* _Source records_:
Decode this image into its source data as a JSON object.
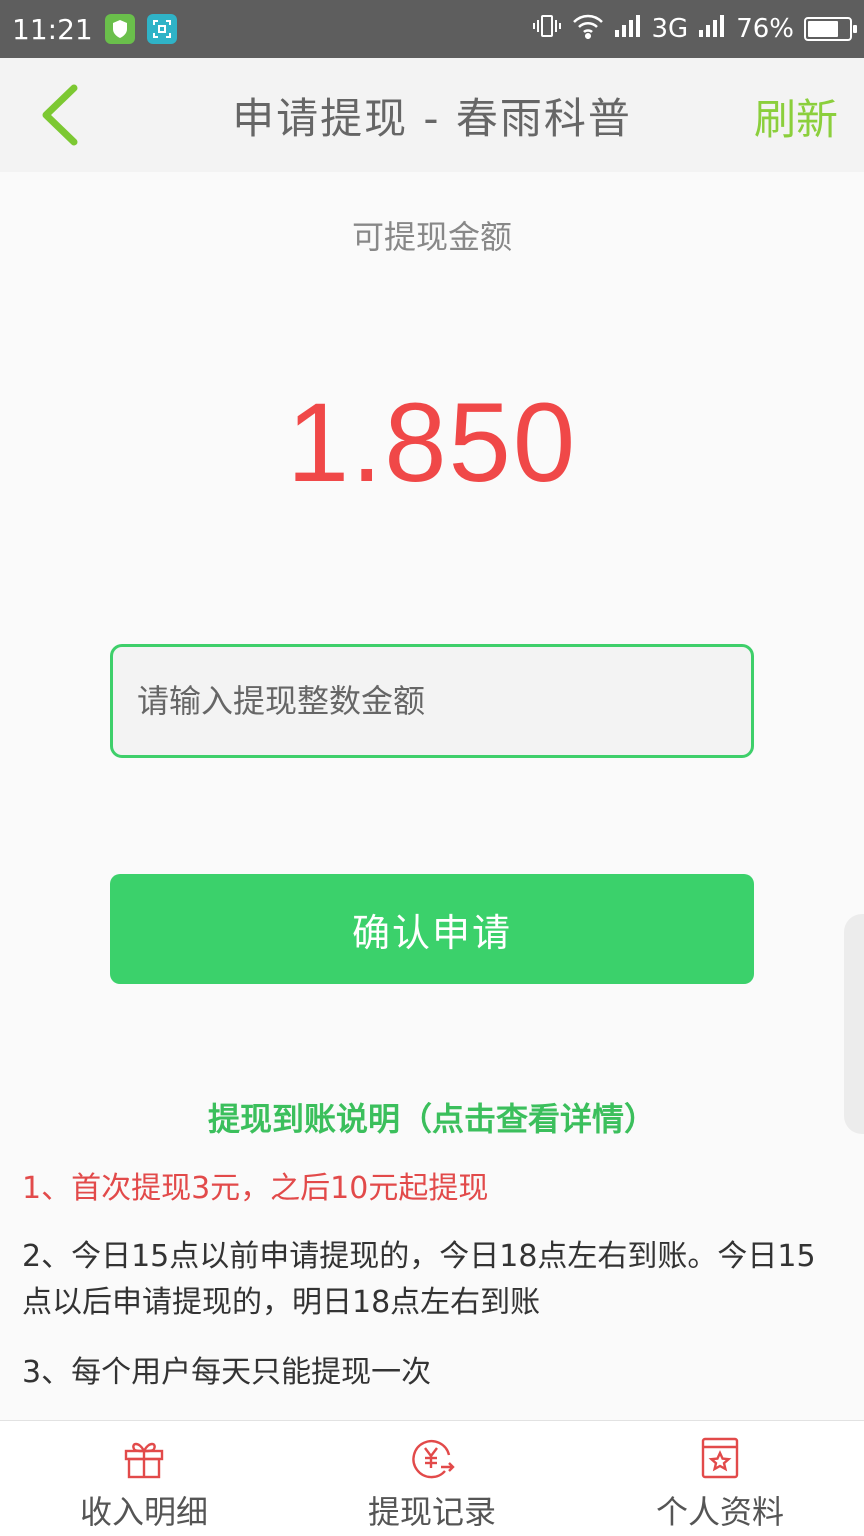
{
  "status_bar": {
    "time": "11:21",
    "network": "3G",
    "battery": "76%",
    "battery_level": 0.76
  },
  "navbar": {
    "title": "申请提现 - 春雨科普",
    "refresh_label": "刷新",
    "accent_color": "#8bcf3c"
  },
  "balance": {
    "label": "可提现金额",
    "value": "1.850",
    "color": "#f04848"
  },
  "form": {
    "amount_placeholder": "请输入提现整数金额",
    "confirm_label": "确认申请",
    "button_color": "#3bd16b"
  },
  "notes": {
    "title": "提现到账说明（点击查看详情）",
    "items": [
      "1、首次提现3元，之后10元起提现",
      "2、今日15点以前申请提现的，今日18点左右到账。今日15点以后申请提现的，明日18点左右到账",
      "3、每个用户每天只能提现一次"
    ]
  },
  "tabbar": {
    "tabs": [
      {
        "label": "收入明细",
        "icon": "gift-icon"
      },
      {
        "label": "提现记录",
        "icon": "yuan-transfer-icon"
      },
      {
        "label": "个人资料",
        "icon": "star-card-icon"
      }
    ],
    "icon_color": "#e24a4a"
  }
}
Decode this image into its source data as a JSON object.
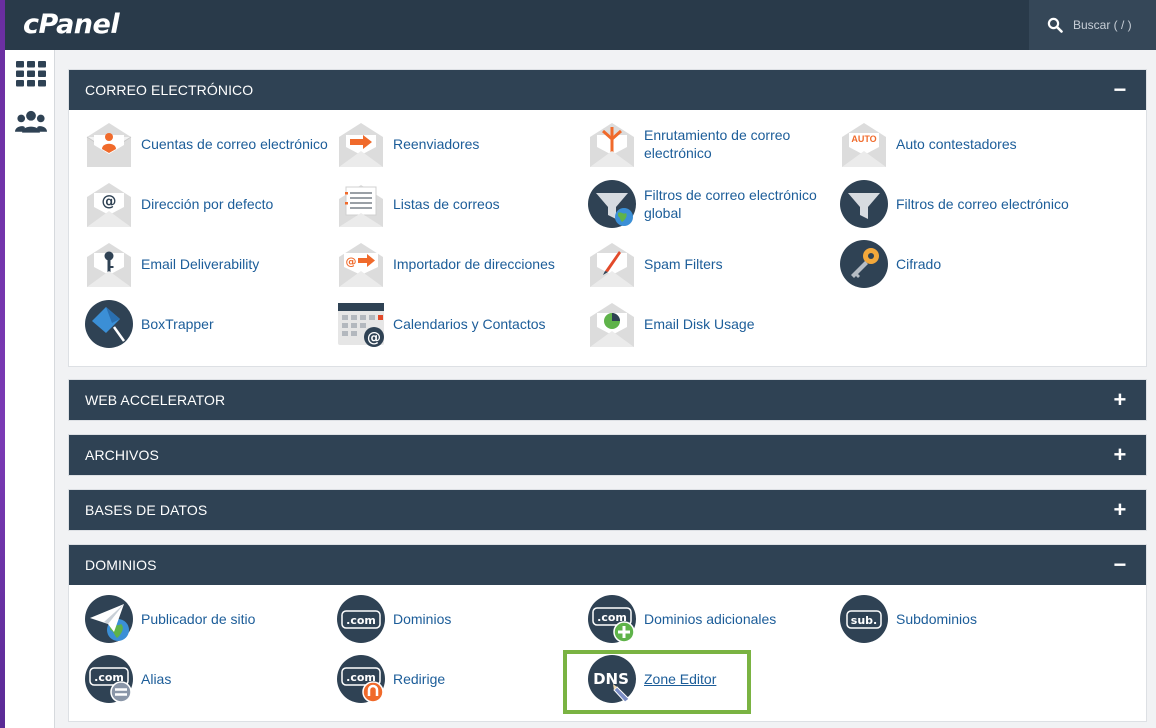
{
  "app": {
    "logo": "cPanel",
    "search_placeholder": "Buscar ( / )"
  },
  "sidebar": {
    "items": [
      {
        "name": "apps-grid-icon"
      },
      {
        "name": "users-icon"
      }
    ]
  },
  "panels": {
    "email": {
      "title": "CORREO ELECTRÓNICO",
      "toggle": "−",
      "items": [
        {
          "label": "Cuentas de correo electrónico",
          "icon": "email-account-icon"
        },
        {
          "label": "Reenviadores",
          "icon": "forwarder-icon"
        },
        {
          "label": "Enrutamiento de correo electrónico",
          "icon": "email-routing-icon"
        },
        {
          "label": "Auto contestadores",
          "icon": "autoresponder-icon",
          "badge": "AUTO"
        },
        {
          "label": "Dirección por defecto",
          "icon": "default-address-icon"
        },
        {
          "label": "Listas de correos",
          "icon": "mailing-list-icon"
        },
        {
          "label": "Filtros de correo electrónico global",
          "icon": "global-filter-icon"
        },
        {
          "label": "Filtros de correo electrónico",
          "icon": "email-filter-icon"
        },
        {
          "label": "Email Deliverability",
          "icon": "deliverability-icon"
        },
        {
          "label": "Importador de direcciones",
          "icon": "address-importer-icon"
        },
        {
          "label": "Spam Filters",
          "icon": "spam-filter-icon"
        },
        {
          "label": "Cifrado",
          "icon": "encryption-key-icon"
        },
        {
          "label": "BoxTrapper",
          "icon": "boxtrapper-icon"
        },
        {
          "label": "Calendarios y Contactos",
          "icon": "calendar-icon"
        },
        {
          "label": "Email Disk Usage",
          "icon": "disk-usage-icon"
        }
      ]
    },
    "web_accelerator": {
      "title": "WEB ACCELERATOR",
      "toggle": "+"
    },
    "archivos": {
      "title": "ARCHIVOS",
      "toggle": "+"
    },
    "bases_datos": {
      "title": "BASES DE DATOS",
      "toggle": "+"
    },
    "dominios": {
      "title": "DOMINIOS",
      "toggle": "−",
      "items": [
        {
          "label": "Publicador de sitio",
          "icon": "site-publisher-icon"
        },
        {
          "label": "Dominios",
          "icon": "domains-icon",
          "badge": ".com"
        },
        {
          "label": "Dominios adicionales",
          "icon": "addon-domains-icon",
          "badge": ".com"
        },
        {
          "label": "Subdominios",
          "icon": "subdomains-icon",
          "badge": "sub."
        },
        {
          "label": "Alias",
          "icon": "alias-icon",
          "badge": ".com"
        },
        {
          "label": "Redirige",
          "icon": "redirects-icon",
          "badge": ".com"
        },
        {
          "label": "Zone Editor",
          "icon": "dns-zone-editor-icon",
          "badge": "DNS"
        }
      ]
    }
  },
  "colors": {
    "topbar": "#293a4a",
    "panel_header": "#2f4254",
    "link": "#1c5d99",
    "highlight": "#7ab342",
    "accent_orange": "#f06a2b"
  }
}
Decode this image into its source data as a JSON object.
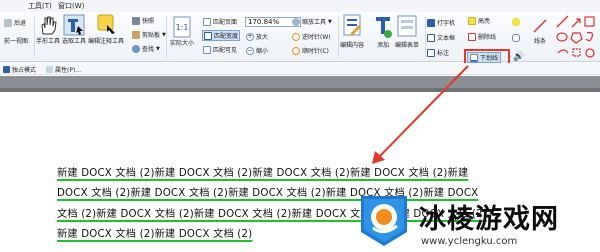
{
  "menu": {
    "items": [
      "",
      "工具(T)",
      "窗口(W)"
    ]
  },
  "ribbon": {
    "back": "后退",
    "forward": "前一视图",
    "hand_tool": "手形工具",
    "select_text_tool": "选取工具",
    "annotation_tool": "编辑注释工具",
    "snapshot": "快照",
    "clipboard": "剪贴板",
    "find": "查找",
    "actual_size": "实际大小",
    "fit_page": "匹配页面",
    "fit_width": "匹配宽度",
    "fit_visible": "匹配可见",
    "zoom_value": "170.84%",
    "zoom_in": "放大",
    "zoom_out": "缩小",
    "zoom_tool": "缩放工具",
    "rotate_ccw": "逆时针(W)",
    "rotate_cw": "顺时针(C)",
    "edit_content": "编辑内容",
    "add": "添加",
    "edit_form": "编辑表单",
    "typewriter": "打字机",
    "text_box": "文本框",
    "callout": "标注",
    "highlight": "高亮",
    "strikeout": "删除线",
    "underline": "下划线",
    "line": "线条"
  },
  "subbar": {
    "reading_mode": "独占模式",
    "properties": "属性(P)..."
  },
  "document": {
    "lines": [
      "新建 DOCX 文档 (2)新建 DOCX 文档 (2)新建 DOCX 文档 (2)新建 DOCX 文档 (2)新建",
      "DOCX 文档 (2)新建 DOCX 文档 (2)新建 DOCX 文档 (2)新建 DOCX 文档 (2)新建 DOCX",
      "文档 (2)新建 DOCX 文档 (2)新建 DOCX 文档 (2)新建 DOCX 文档 (2)新建 DOCX 文档 (2)",
      "新建 DOCX 文档 (2)新建 DOCX 文档 (2)"
    ]
  },
  "watermark": {
    "title": "冰棱游戏网",
    "url": "www.yclengku.com"
  },
  "colors": {
    "underline": "#22c02a",
    "arrow": "#e23a2a",
    "accent_blue": "#2b78d0"
  }
}
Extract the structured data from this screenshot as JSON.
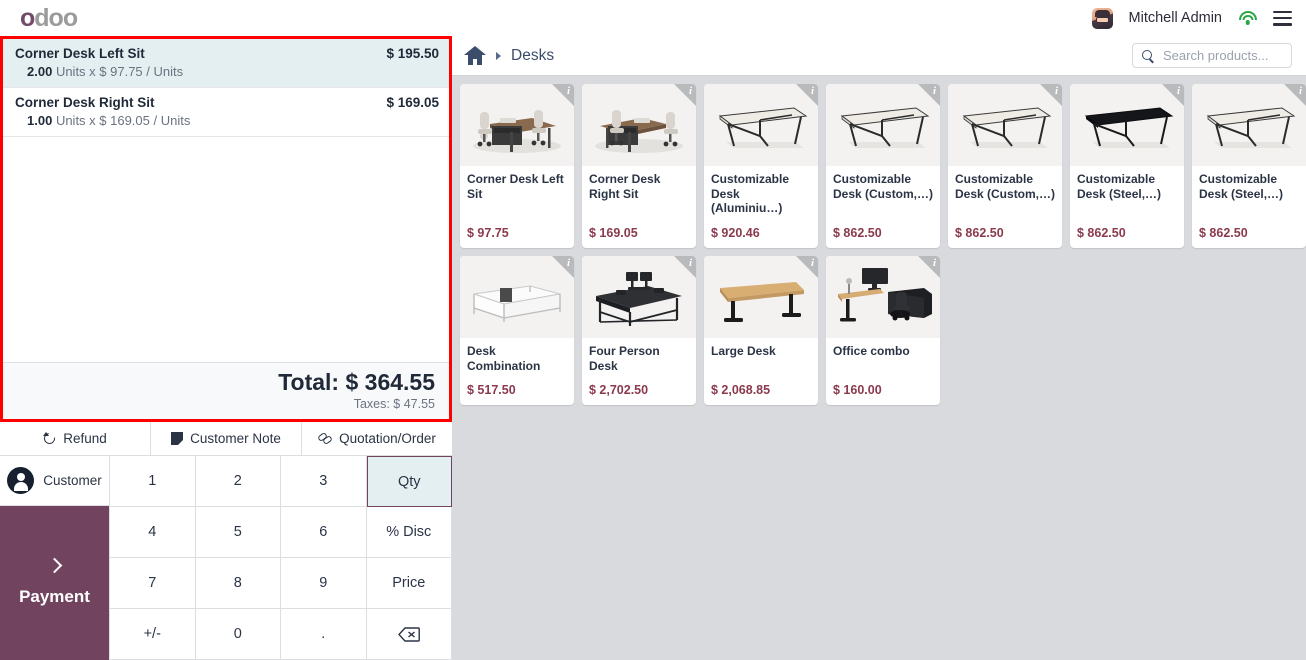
{
  "topbar": {
    "logo_o": "o",
    "logo_rest": "doo",
    "username": "Mitchell Admin",
    "avatar_name": "user-avatar",
    "wifi_icon": "wifi-icon",
    "menu_icon": "hamburger-menu-icon",
    "wifi_color": "#28a745"
  },
  "order": {
    "lines": [
      {
        "name": "Corner Desk Left Sit",
        "price": "$ 195.50",
        "qty": "2.00",
        "detail": "Units x $ 97.75 / Units",
        "selected": true
      },
      {
        "name": "Corner Desk Right Sit",
        "price": "$ 169.05",
        "qty": "1.00",
        "detail": "Units x $ 169.05 / Units",
        "selected": false
      }
    ],
    "total_label": "Total: $ 364.55",
    "taxes_label": "Taxes: $ 47.55",
    "highlight_border_color": "#ff0000",
    "selected_row_color": "#e4eff1"
  },
  "actions": [
    {
      "label": "Refund",
      "icon": "refund-icon"
    },
    {
      "label": "Customer Note",
      "icon": "note-icon"
    },
    {
      "label": "Quotation/Order",
      "icon": "link-icon"
    }
  ],
  "pad": {
    "customer_label": "Customer",
    "customer_icon": "person-icon",
    "payment_label": "Payment",
    "payment_icon": "chevron-right-icon",
    "payment_color": "#71435e",
    "keys": [
      {
        "label": "1",
        "name": "key-1",
        "selected": false
      },
      {
        "label": "2",
        "name": "key-2",
        "selected": false
      },
      {
        "label": "3",
        "name": "key-3",
        "selected": false
      },
      {
        "label": "Qty",
        "name": "key-qty",
        "selected": true
      },
      {
        "label": "4",
        "name": "key-4",
        "selected": false
      },
      {
        "label": "5",
        "name": "key-5",
        "selected": false
      },
      {
        "label": "6",
        "name": "key-6",
        "selected": false
      },
      {
        "label": "% Disc",
        "name": "key-discount",
        "selected": false
      },
      {
        "label": "7",
        "name": "key-7",
        "selected": false
      },
      {
        "label": "8",
        "name": "key-8",
        "selected": false
      },
      {
        "label": "9",
        "name": "key-9",
        "selected": false
      },
      {
        "label": "Price",
        "name": "key-price",
        "selected": false
      },
      {
        "label": "+/-",
        "name": "key-sign",
        "selected": false
      },
      {
        "label": "0",
        "name": "key-0",
        "selected": false
      },
      {
        "label": ".",
        "name": "key-decimal",
        "selected": false
      },
      {
        "label": "",
        "name": "key-backspace",
        "selected": false,
        "icon": "backspace-icon"
      }
    ]
  },
  "right": {
    "breadcrumb": {
      "home_icon": "home-icon",
      "arrow_icon": "chevron-right-icon",
      "category": "Desks"
    },
    "search": {
      "placeholder": "Search products...",
      "value": "",
      "icon": "search-icon"
    },
    "products": [
      {
        "name": "Corner Desk Left Sit",
        "price": "$ 97.75",
        "art": "corner-desk-left"
      },
      {
        "name": "Corner Desk Right Sit",
        "price": "$ 169.05",
        "art": "corner-desk-right"
      },
      {
        "name": "Customizable Desk (Aluminiu…)",
        "price": "$ 920.46",
        "art": "plain-desk-light"
      },
      {
        "name": "Customizable Desk (Custom,…)",
        "price": "$ 862.50",
        "art": "plain-desk-light"
      },
      {
        "name": "Customizable Desk (Custom,…)",
        "price": "$ 862.50",
        "art": "plain-desk-light"
      },
      {
        "name": "Customizable Desk (Steel,…)",
        "price": "$ 862.50",
        "art": "plain-desk-dark"
      },
      {
        "name": "Customizable Desk (Steel,…)",
        "price": "$ 862.50",
        "art": "plain-desk-light"
      },
      {
        "name": "Desk Combination",
        "price": "$ 517.50",
        "art": "desk-combination"
      },
      {
        "name": "Four Person Desk",
        "price": "$ 2,702.50",
        "art": "four-person-desk"
      },
      {
        "name": "Large Desk",
        "price": "$ 2,068.85",
        "art": "large-desk"
      },
      {
        "name": "Office combo",
        "price": "$ 160.00",
        "art": "office-combo"
      }
    ],
    "info_badge": "i",
    "background_color": "#d8dadd"
  }
}
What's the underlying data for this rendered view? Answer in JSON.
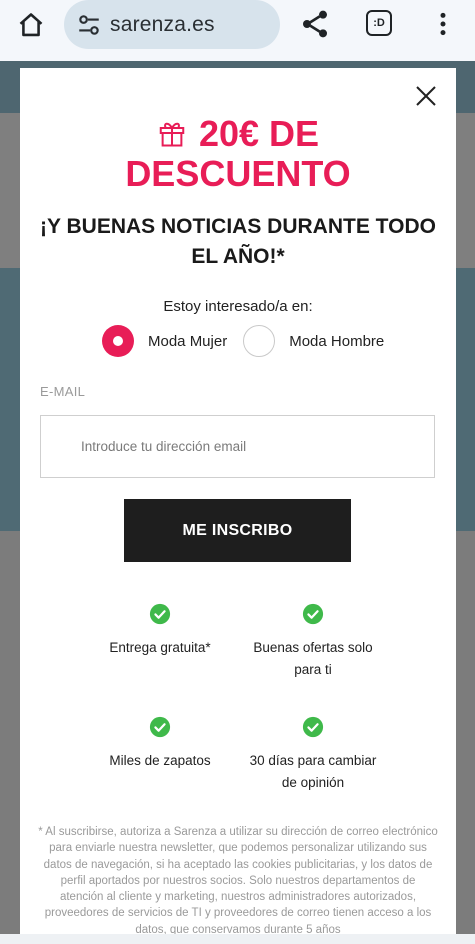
{
  "browser": {
    "url": "sarenza.es",
    "tab_label": ":D"
  },
  "modal": {
    "headline_line1": "20€ DE",
    "headline_line2": "DESCUENTO",
    "subheadline": "¡Y BUENAS NOTICIAS DURANTE TODO EL AÑO!*",
    "interest_label": "Estoy interesado/a en:",
    "radio_options": [
      {
        "label": "Moda Mujer",
        "selected": true
      },
      {
        "label": "Moda Hombre",
        "selected": false
      }
    ],
    "email_label": "E-MAIL",
    "email_placeholder": "Introduce tu dirección email",
    "email_value": "",
    "submit_label": "ME INSCRIBO",
    "benefits": [
      "Entrega gratuita*",
      "Buenas ofertas solo para ti",
      "Miles de zapatos",
      "30 días para cambiar de opinión"
    ],
    "legal_text": "* Al suscribirse, autoriza a Sarenza a utilizar su dirección de correo electrónico para enviarle nuestra newsletter, que podemos personalizar utilizando sus datos de navegación, si ha aceptado las cookies publicitarias, y los datos de perfil aportados por nuestros socios. Solo nuestros departamentos de atención al cliente y marketing, nuestros administradores autorizados, proveedores de servicios de TI y proveedores de correo tienen acceso a los datos, que conservamos durante 5 años"
  },
  "colors": {
    "accent": "#e81d57",
    "check": "#3fb94a",
    "button": "#1e1e1e"
  },
  "icons": [
    "home-icon",
    "tune-icon",
    "share-icon",
    "more-vert-icon",
    "close-icon",
    "gift-icon",
    "check-circle-icon"
  ]
}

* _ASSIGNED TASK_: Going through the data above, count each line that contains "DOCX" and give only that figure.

* _YOUR RESPONSE_: 4